So, how do we Make Sustainability ... Sustainable?

December 2, 2014 by EDF Energy Exchange

Sustainable Sustainability

Last week the New York Times reported that, for the first time, clean energy resources like solar and wind are becoming cost competitive with conventional coal in some markets. This shift, where clean energy is beginning to compete head-to-head with traditional energy sources, calls for a change in perspective.[read more]

Boston, New York City Winter Natural Gas Prices Expected to Remain High

November 30, 2014 by U.S. EIA: Today in Energy

Urban Fuel Sources and Natural Gas

Despite expectations of a milder winter for 2014, marketers anticipate high prices for natural gas in Boston and New York City. Natural gas prices are expected to be lower than last winter, but higher than the average of previous winters, particularly in Boston.[read more]

Consumer Energy Expenditures are 5% of Disposable Income, Below Long-Term Average

October 26, 2014 by U.S. EIA: Today in Energy

Consumer Energy Costs

Total U.S. household energy consumption expenditures have generally declined relative to disposable income since 1960, although during periods of high energy prices, consumers devote increasing shares of their income to energy. Energy expenditures ranged between 4% and 8% of disposable income since 1960.[read more]

Rationalizing California's Residential Electricity Rates

September 30, 2014 by Severin Borenstein

California Home Electricity Rates

California is talking seriously about changing the way utilities price electricity for residential customers. As a result of recent legislative actions, the CPUC now has some flexibility to modify the extreme increasing-block pricing schedules that were adopted after California’s 2000-01 electricity crisis.[read more]

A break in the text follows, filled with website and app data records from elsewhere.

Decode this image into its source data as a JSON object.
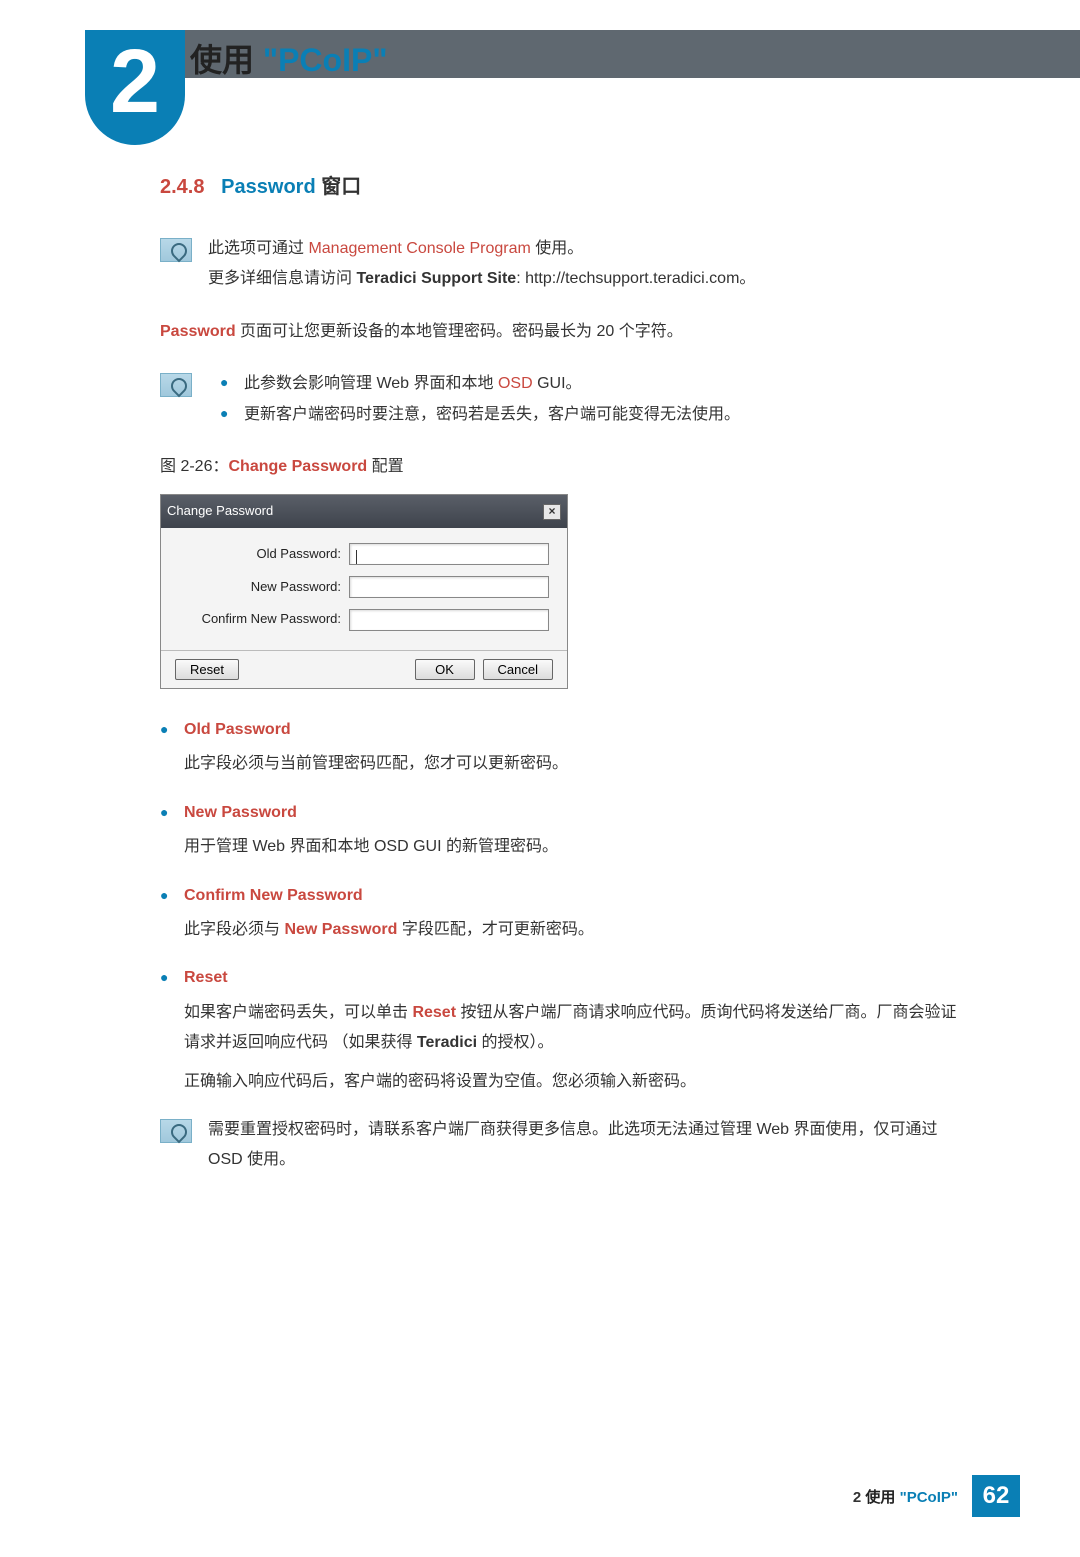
{
  "chapter": {
    "number": "2",
    "title_black": "使用 ",
    "title_blue": "\"PCoIP\""
  },
  "section": {
    "number": "2.4.8",
    "keyword": "Password",
    "rest": " 窗口"
  },
  "note1": {
    "line1_a": "此选项可通过 ",
    "line1_kw": "Management Console Program",
    "line1_b": " 使用。",
    "line2_a": "更多详细信息请访问 ",
    "line2_b": "Teradici Support Site",
    "line2_c": ": http://techsupport.teradici.com。"
  },
  "body1": {
    "kw": "Password",
    "rest": " 页面可让您更新设备的本地管理密码。密码最长为 20 个字符。"
  },
  "note2_bullets": [
    {
      "a": "此参数会影响管理 Web 界面和本地 ",
      "kw": "OSD",
      "b": " GUI。"
    },
    {
      "a": "更新客户端密码时要注意，密码若是丢失，客户端可能变得无法使用。",
      "kw": "",
      "b": ""
    }
  ],
  "figure": {
    "a": "图 2-26：",
    "kw": "Change Password",
    "b": " 配置"
  },
  "dialog": {
    "title": "Change Password",
    "fields": [
      {
        "label": "Old Password:"
      },
      {
        "label": "New Password:"
      },
      {
        "label": "Confirm New Password:"
      }
    ],
    "buttons": {
      "reset": "Reset",
      "ok": "OK",
      "cancel": "Cancel"
    }
  },
  "defs": [
    {
      "title": "Old Password",
      "body_a": "此字段必须与当前管理密码匹配，您才可以更新密码。",
      "body_kw": "",
      "body_b": ""
    },
    {
      "title": "New Password",
      "body_a": "用于管理 Web 界面和本地 OSD GUI 的新管理密码。",
      "body_kw": "",
      "body_b": ""
    },
    {
      "title": "Confirm New Password",
      "body_a": "此字段必须与 ",
      "body_kw": "New Password",
      "body_b": " 字段匹配，才可更新密码。"
    },
    {
      "title": "Reset",
      "body_a": "如果客户端密码丢失，可以单击 ",
      "body_kw": "Reset",
      "body_b": " 按钮从客户端厂商请求响应代码。质询代码将发送给厂商。厂商会验证请求并返回响应代码 （如果获得 ",
      "body_kw2": "Teradici",
      "body_c": " 的授权）。",
      "body_d": "正确输入响应代码后，客户端的密码将设置为空值。您必须输入新密码。"
    }
  ],
  "note3": "需要重置授权密码时，请联系客户端厂商获得更多信息。此选项无法通过管理 Web 界面使用，仅可通过 OSD 使用。",
  "footer": {
    "pre": "2 ",
    "black": "使用 ",
    "blue": "\"PCoIP\"",
    "page": "62"
  }
}
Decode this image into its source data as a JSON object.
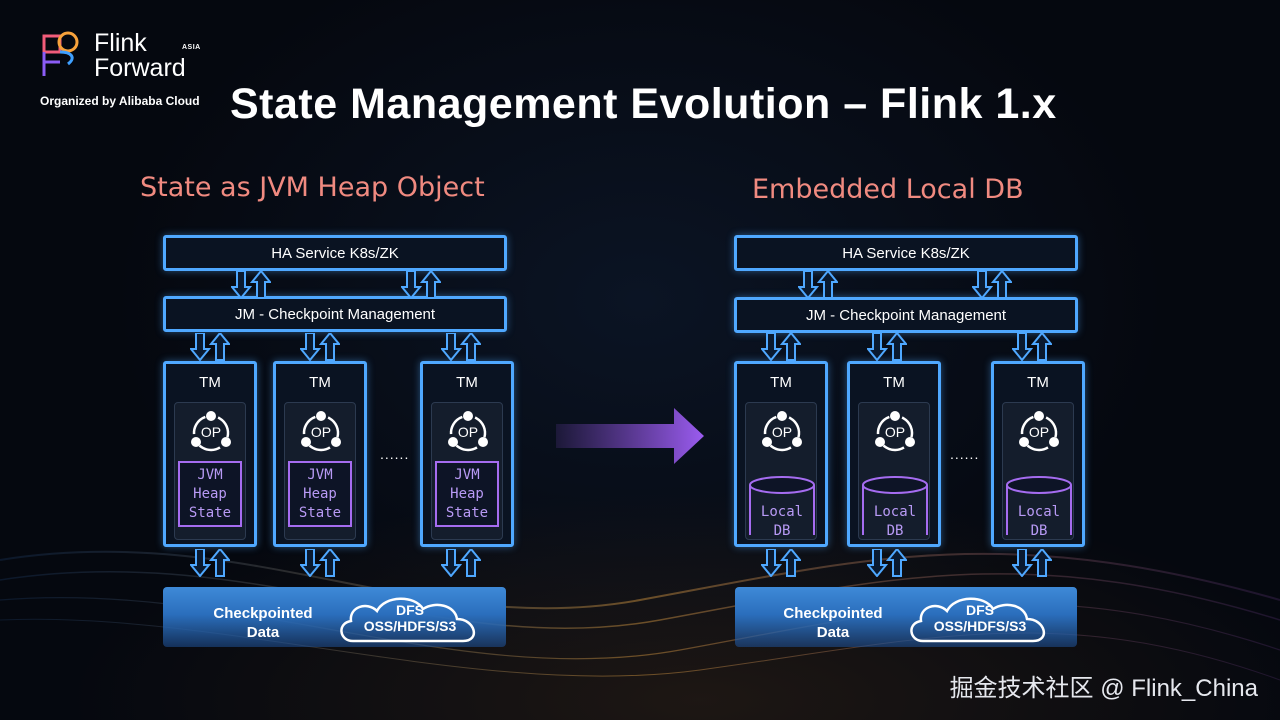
{
  "logo": {
    "line1": "Flink",
    "line2": "Forward",
    "badge": "ASIA",
    "organizer": "Organized by Alibaba Cloud"
  },
  "title": "State Management Evolution – Flink 1.x",
  "left": {
    "subtitle": "State as JVM Heap Object",
    "ha": "HA Service K8s/ZK",
    "jm": "JM - Checkpoint Management",
    "tms": [
      {
        "label": "TM",
        "op": "OP",
        "state": [
          "JVM",
          "Heap",
          "State"
        ]
      },
      {
        "label": "TM",
        "op": "OP",
        "state": [
          "JVM",
          "Heap",
          "State"
        ]
      },
      {
        "label": "TM",
        "op": "OP",
        "state": [
          "JVM",
          "Heap",
          "State"
        ]
      }
    ],
    "dots": "......",
    "storage": [
      "Checkpointed",
      "Data"
    ],
    "cloud": [
      "DFS",
      "OSS/HDFS/S3"
    ]
  },
  "right": {
    "subtitle": "Embedded Local DB",
    "ha": "HA Service K8s/ZK",
    "jm": "JM - Checkpoint Management",
    "tms": [
      {
        "label": "TM",
        "op": "OP",
        "state": [
          "Local",
          "DB"
        ]
      },
      {
        "label": "TM",
        "op": "OP",
        "state": [
          "Local",
          "DB"
        ]
      },
      {
        "label": "TM",
        "op": "OP",
        "state": [
          "Local",
          "DB"
        ]
      }
    ],
    "dots": "......",
    "storage": [
      "Checkpointed",
      "Data"
    ],
    "cloud": [
      "DFS",
      "OSS/HDFS/S3"
    ]
  },
  "watermark": "掘金技术社区 @ Flink_China",
  "colors": {
    "box_border": "#4fa8ff",
    "state_border": "#a56cf0",
    "subtitle": "#f08a80",
    "transition_arrow": "#8a4fd8"
  }
}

Uncertainty, Rising Costs Cloud Indian Coal Sector After Landmark Supreme Court Rulings

September 4, 2014 by Justin Guay

India's Coal Sector

India's coal bubble is perilously close to bursting. This week the Indian court system handed down three landmark energy rulings. While an ultimate decision still looms, the combined weight of these initial rulings reaffirms one thing -- it's time to diversify away from coal.[read more]

National Lab Shows RPS Pays Off at Low Cost

June 16, 2014 by Tom Plant

Renewable Portfolio Standards and Costs

Renewable Portfolio Standards (RPS) have been tremendously successful in driving both renewable energy investment and deployment of renewable resources in the U.S. Two-thirds of all non-hydro renewable capacity additions since 1998 have happened in states with RPS policies.[read more]

Why Biofuels Tend to be Costly

March 14, 2014 by Robert Rapier

Photosynthesis is a very inefficient process. Solar energy is converted into biomass at a rate of only 1 percent or so, which is a fraction of the energy conversion that can be achieved with a solar panel. An advantage of photosynthesis is the biomass that is produced is built-in energy storage.[read more]

The Polar Vortex Wreaks Havoc On Utility Bills

January 31, 2014 by Veronique Bugnion

Polar Vortex and Home Energy Cost

2014 brought the polar vortex to our vocabulary, and with the continuing bitter cold in the Eastern half of the US, most of us are wondering: what’s going to happen to our utility bills? The short answer is that it’s not going to be pleasant in the near term, and probably not in the longer term either.[read more]